- An export tariff – if you have a large solar installation and/or you manage to reduce your electricity usage to less than the amount your panels generate, you can receive a further payment for each kWh of electricity you sell back
The payments were at their largest when the scheme was first introduced in the 2008 Energy Act. Many people have since had systems installed even though the Feed-in Tariff has reduced since then.
The rates you receive will depend on when your system is installed. They also vary depending on the size of your installation. You will also note there are higher, middle and lower rates applicable.
For the latest table of rates payable for installations on or after 1st April 2015 up to the end of June, visit the feed in tariff payment table. This also gives rates for installations that take place on or after 1st July 2015 and before 1st October 2015.
How much money do you make?
When assessing how much money you could make from your solar panels uk, you have to bear in mind a number of things:
- Solar panel size and quantity, hence size of system in kW
- Feed-in Tariff rates
- Length of time you have had the system installed
- The size of your average electricity bill
- How much you paid for your system
The larger the system, the more electricity it can generate. This could mean you end up getting into profit with your system a lot sooner than you would otherwise. Furthermore you will be able to make more cash if you invest in your own system instead of getting a free deal that involves the installer keeping the feed in Tariff instead of it being paid to you.
One resource gave an example of a 4kWp system that cost £6,000 to install. The savings on this were estimated to be around £200 per year. Clearly with a £6,000 outlay it will take a while to reap back the cost of the installation.
Individual results will vary depending on the factors mentioned in the bullet points above. However as you can see, if you aren’t planning on moving house anytime soon you might just benefit from the long-term profits that are available.
How long do solar panels take to install?
It depends on the size of the installation involved. A simple and small installation could take a day or two, and indeed most installations can be completed within a couple of days. However some more complex installations may take longer.
Additionally you have to consider what needs to happen prior to the actual installation taking place. A survey will need to be performed, along with finding out if there are any planning restrictions which might prohibit panels from being fitted. In most cases planning permission won’t be needed but in the rare cases that it does, this can add time onto the overall procedure.
Finally you will need to have scaffolding put up to allow the installers to do their work. This will then be taken down again once the installation is complete. This should give you a good idea of the total amount of time it might take to have solar panels fitted to your roof.
Should I inform my mortgage company?
The answer to this will depend on which mortgages company you are with. Some view a solar installation as a property modification, while others will simply view it as a straightforward addition. The best course of action is to contact your mortgage company prior to having the panels fitted so you know where you stand.
Can solar panels add value to my property?

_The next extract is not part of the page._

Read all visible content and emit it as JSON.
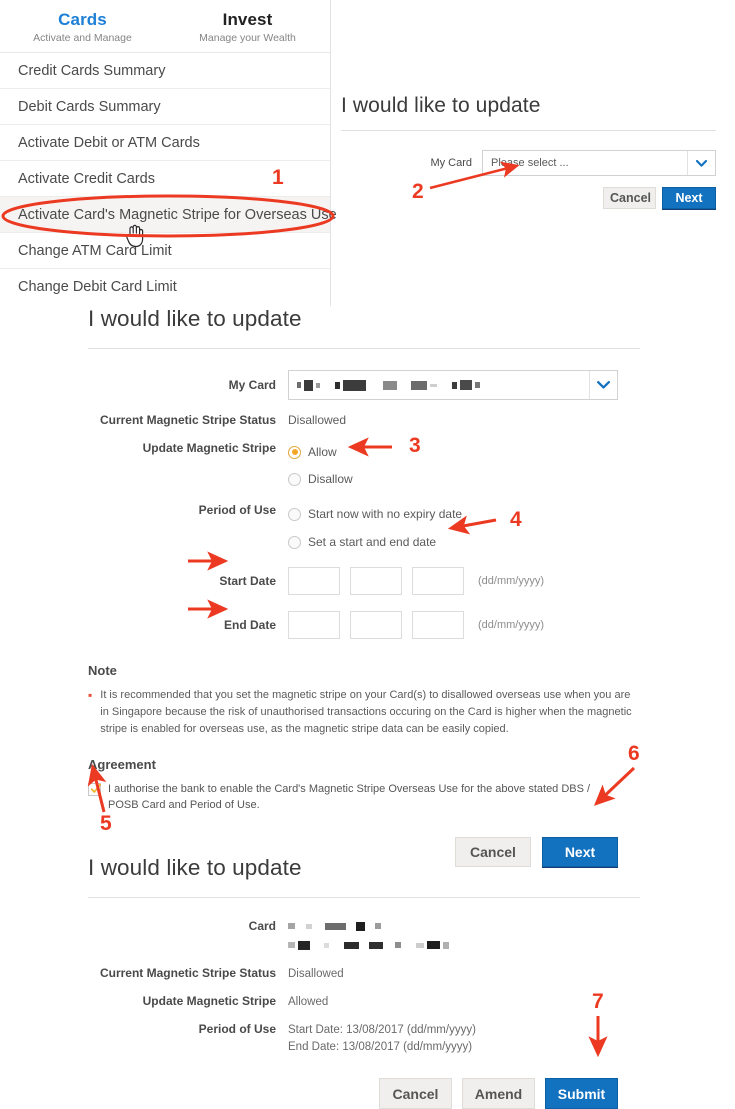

They may do. One survey from YouGov seemed to indicate this was the case. Energy efficiency is a key area many would-be buyers focus on when looking at properties. Another key home-buying website found that the answer could depend on the individual estate agent. However with that said, solar panels certainly wouldn’t reduce the value of your home. It would either stay about the same or improve depending on the agent (another reason to have more than one valuation when you’re thinking of selling).
One final thought – another survey discovered a third of buyers would be happy to pay more if they found a property they liked that had solar panels fitted, so that’s worth bearing in mind as well. Clearly there are plenty of reasons why you might want to consider having solar panels fitted at your property.